At the time of his accident, Frank had already given notice to the farmer that he had worked for and another farm job back at Craven Arms beckoned. As a consequence of the accident the family would have become homeless had it not been for Becky. She managed to secure a Council House in nearby Monkhopton. Becky swore that this would be her last move with Frank. In 1959 she gave birth to her eighth and final child and fifth daughter conceived during those late troublesome Lye days. Becky was true to her word; Frank, who returned home in late 1960, was never allowed to uproot the family again. For the next ten years, until his death in 1970 he would again be a farm worker. He would make concrete slabs and saucepans and work on the building of a power station, be it for only half a day, and finish his working life employed making carpets.

Frank, during his life, had never settled down. His childhood had been turbulent. His Army experiences had been hell. With Becky he had fathered eight children. With each child that was born their appeared to be an ‘upping of sticks’ and a move to new pastures and a new job. Shropshire > Shropshire > Shropshire > Warwickshire > Staffordshire > Shropshire > Shropshire and then finally to Monkhopton in Shropshire. Bucket toilet > flush toilet > bucket toilet, ditto, ditto, ditto. With the bucket toilet went a tin bath, the boiler in the outhouse and paraffin lamps and candles.  Old Field’s water supply was from a pump in the back yard fed by a nearby stream. The Lye was slightly better initially having a solitary tap into a Belfast sink and Calor gas lighting. Life for Frank's wife, Becky, had been far from a bed of roses.

Frank, during his married life, was always in employment despite his gremlins and deficiencies. His wage packet he would always hand over to his wife; Becky. He did not drink but could not live without a fag. It could not be said that he was a real family man for he never played with his children. He was, however, the great protector and it was God help anyone that caused anxiety for either his wife or children. A point proved on more than one occasion. Frank loved motorbikes and considered himself an expert on their mechanics although this is far from being the truth. He enjoyed football and as a lad myself, when living in Chesterton, I remember him taking me to see Port Vale and occasionally to see Stoke City.

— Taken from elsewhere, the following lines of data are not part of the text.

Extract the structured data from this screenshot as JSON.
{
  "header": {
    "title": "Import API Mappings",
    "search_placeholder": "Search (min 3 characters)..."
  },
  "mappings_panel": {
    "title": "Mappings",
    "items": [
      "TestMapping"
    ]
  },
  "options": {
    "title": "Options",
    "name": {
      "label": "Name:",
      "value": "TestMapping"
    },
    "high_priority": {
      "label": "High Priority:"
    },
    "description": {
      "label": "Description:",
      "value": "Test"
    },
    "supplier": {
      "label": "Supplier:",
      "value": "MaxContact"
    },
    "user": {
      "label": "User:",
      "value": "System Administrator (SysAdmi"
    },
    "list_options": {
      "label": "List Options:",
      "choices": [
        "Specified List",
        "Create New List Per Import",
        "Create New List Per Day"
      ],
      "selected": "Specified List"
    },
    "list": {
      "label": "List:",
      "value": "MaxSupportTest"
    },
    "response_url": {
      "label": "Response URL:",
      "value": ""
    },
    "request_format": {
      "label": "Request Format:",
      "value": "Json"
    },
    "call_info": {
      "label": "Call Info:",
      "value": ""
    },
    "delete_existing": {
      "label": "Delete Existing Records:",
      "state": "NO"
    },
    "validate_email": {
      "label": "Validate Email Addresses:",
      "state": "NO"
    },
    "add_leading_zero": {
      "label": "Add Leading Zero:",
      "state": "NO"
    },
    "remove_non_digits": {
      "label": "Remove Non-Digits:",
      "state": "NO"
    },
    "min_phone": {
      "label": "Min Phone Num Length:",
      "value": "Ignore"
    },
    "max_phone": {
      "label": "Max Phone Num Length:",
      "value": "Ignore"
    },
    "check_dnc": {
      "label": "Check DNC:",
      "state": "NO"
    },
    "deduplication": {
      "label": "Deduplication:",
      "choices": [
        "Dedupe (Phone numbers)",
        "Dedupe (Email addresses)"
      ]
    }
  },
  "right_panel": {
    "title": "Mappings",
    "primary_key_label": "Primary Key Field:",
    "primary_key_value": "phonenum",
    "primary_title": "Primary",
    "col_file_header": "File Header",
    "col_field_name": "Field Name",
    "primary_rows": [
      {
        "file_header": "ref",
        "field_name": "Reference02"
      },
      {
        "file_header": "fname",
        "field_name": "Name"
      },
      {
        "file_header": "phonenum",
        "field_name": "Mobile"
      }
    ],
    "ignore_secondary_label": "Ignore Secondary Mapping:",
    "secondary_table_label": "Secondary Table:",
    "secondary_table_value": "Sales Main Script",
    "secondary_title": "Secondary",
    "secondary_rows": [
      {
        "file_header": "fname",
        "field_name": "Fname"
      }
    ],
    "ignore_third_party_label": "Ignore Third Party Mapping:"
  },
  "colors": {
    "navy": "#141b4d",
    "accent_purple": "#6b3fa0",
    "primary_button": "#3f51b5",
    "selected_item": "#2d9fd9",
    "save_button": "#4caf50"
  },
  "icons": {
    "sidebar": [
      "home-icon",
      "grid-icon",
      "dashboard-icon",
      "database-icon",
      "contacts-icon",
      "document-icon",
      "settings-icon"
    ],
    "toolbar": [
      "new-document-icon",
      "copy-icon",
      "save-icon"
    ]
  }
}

In 1957 I even remember a visit to see the, then, famous Wolverhampton Wanderers.

Frank Lakin Jepson, born in Mow Cop in 1917, died in Bridgnorth Hospital following a severe stroke in January 1970 aged 52. Sadly, it is more than likely that he never new who his real father was. It is also sad that he, perhaps also did now of the death of his mother. She had died three years earlier in 1967. Frank lost touch with his family during those raw late 1950's years and little more is known of them than is included in this story.

Frank's wife Becky outlived him by 40 years, passing away in the same Bridgnorth hospital at the age of 92 in February 2010.

Christopher Charles Jepson (1946)

Written 23rd June 2013